Currently, Slim’s subsidiaries Telcel, Claro, Infinitum, America Movil and the telecom divisions all sponsor the RedBull Formula 1 team. Such partnerships between brands and drivers are key because they offer opportunities to drivers for whom F1 would not be accessible.
The Australian businessman was a billionaire with an estimated net worth of $25.4 billion. Dietrich co-founded the Red Bull energy drink company in which he held 49% of shares. The Red Bull brand has always been associated with different types of extreme sports.
F1 is one of the most physically and mentally demanding sports. So it is not surprise that Redbull joined the sport by partnering with the Sauber Formula 1 racing team in 1995, holding over 60% stake in the team. The team enjoyed a decade of Red Bull sponsorship. But this was not enough involvement for Red Bull which went on to purchase the Jaguar Racing team in 2004. This begun the company’s next chapter in Formula 1 as a constructor.

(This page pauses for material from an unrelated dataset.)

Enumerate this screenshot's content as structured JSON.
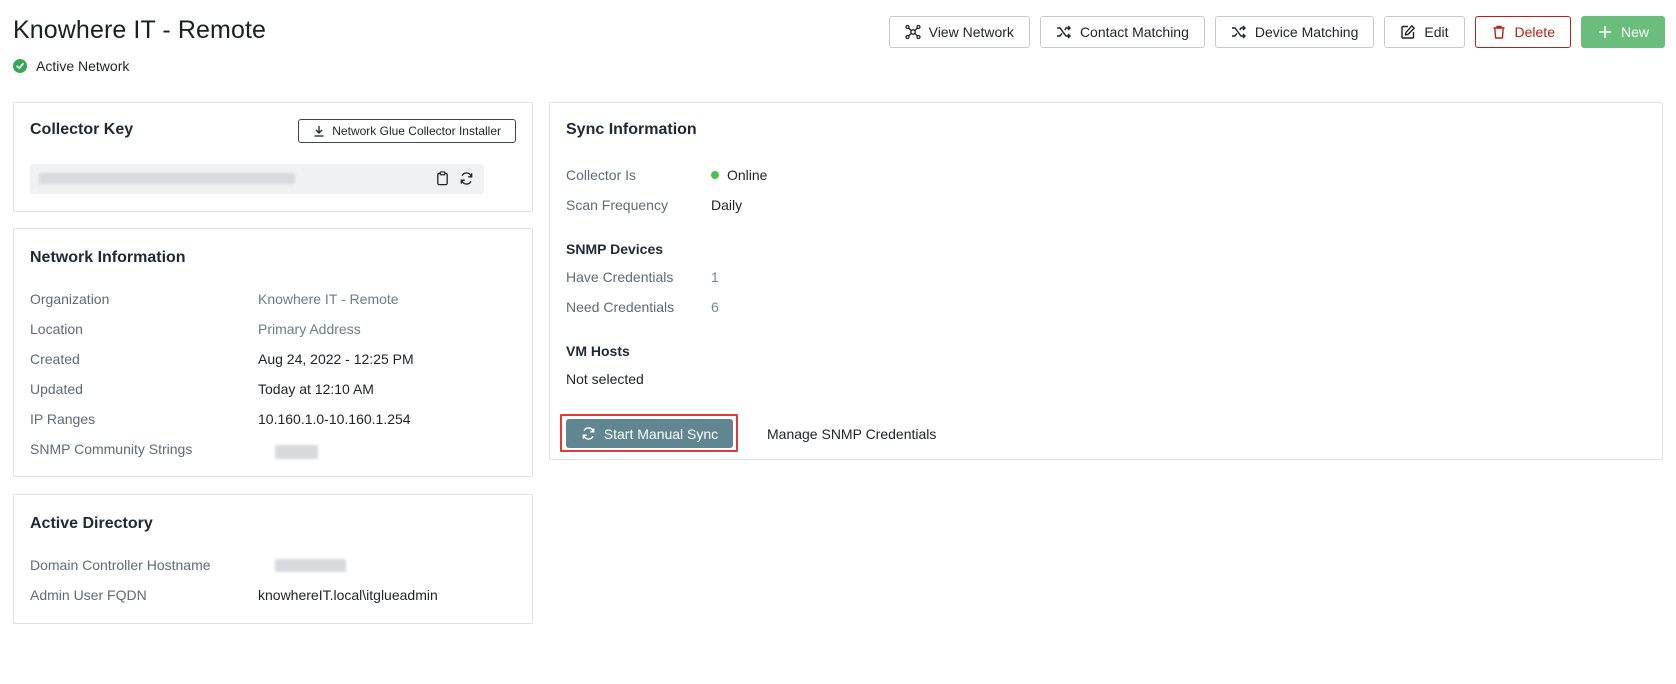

At the end of 2005, Mateschitz acquired the remaining interest of the Minardi Formula one racing team from Paul Stoddart and renamed it Scuderia Toro Rosso which he jointly owned with Gerhard Berger for a short while till he bought back Berger’s shares in 2008.

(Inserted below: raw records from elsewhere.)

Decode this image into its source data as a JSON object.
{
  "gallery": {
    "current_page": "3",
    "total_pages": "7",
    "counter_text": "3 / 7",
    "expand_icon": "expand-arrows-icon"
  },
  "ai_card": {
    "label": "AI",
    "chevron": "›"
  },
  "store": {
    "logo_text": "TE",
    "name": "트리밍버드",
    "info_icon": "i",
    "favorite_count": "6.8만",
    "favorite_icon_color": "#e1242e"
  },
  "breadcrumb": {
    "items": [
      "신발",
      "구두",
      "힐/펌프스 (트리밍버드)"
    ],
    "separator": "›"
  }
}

Toro Rosso functioned as the junior Red Bull Racing team where drivers who show great potential are skilled and forwarded to the senior team. This is how Red Bull legends like four time world champion Sebastian Vettel and reigning champion Max Verstappen were recruited.
Toro Rosso was renamed Scuderia Alpha Tauri in 2020 to promote Redbull’s fashion label ‘Alpha Tauri’. Mateschitz has a significant share in F1 teams Red bull valued at $640m and in Scuderia Alpha Tauri valued at $200m making him a dominant business man in Formula 1.
Dietrich acquired a race track in Austria which he named the Red Bull ring and consequently made Red Bull the only F1 team with its own track on the F1 calendar. Sadly, Mr Mateschitz passed away on October 22nd 2022 but his legacy in F1 will never be forgotten. It is safe to say that F1 would not be where it is today without his contributions. May he rest in peace.
Michael Schumacher is a former German Formula 1 racer and one of the most successful drivers in F1. He is the only driver in F1 history to earn over $1bn in prize money and endorsements throughout his career. His love for racing began at a tender age, supported by his parents, Rolf and Elisabeth Schumacher. The former driver won his first club championship at the age of six and was the youngest member of the Karting club in Kerpen Horrem.
He went on to win several German and European kart races. By 12, he acquired a license to operate a kart even though Germany’s regulations require that a driver is at least 14 years.
Schumacher’s racing career in Formula 1 was marked by 91 race victories, winning him seven championships in the process. He finished on the podium 155 times and secured 68 pole positions. Only Lewis Hamilton has surpassed these numbers in the entire history of F1.
At the peak of his career, Michael Schumacher was paid between $80-100 million per year and earned about $50 million from his endorsements with Marlboro, Vodafone and Shell, which paid him $10 million to wear a branded hat during his public appearances.
Schumacher first announced his retirement from Formula 1 in 2006 but returned in 2010 with the Mercedes team, where he was paid an annual salary of $30m. The champion raced for three years before retiring for the second and final time in 2012. He was later involved in a tragic skiing accident that left him in a coma for several years. Schumacher is remembered as one of the shrewdest businessmen to ever get behind the wheel of a Formula 1 car.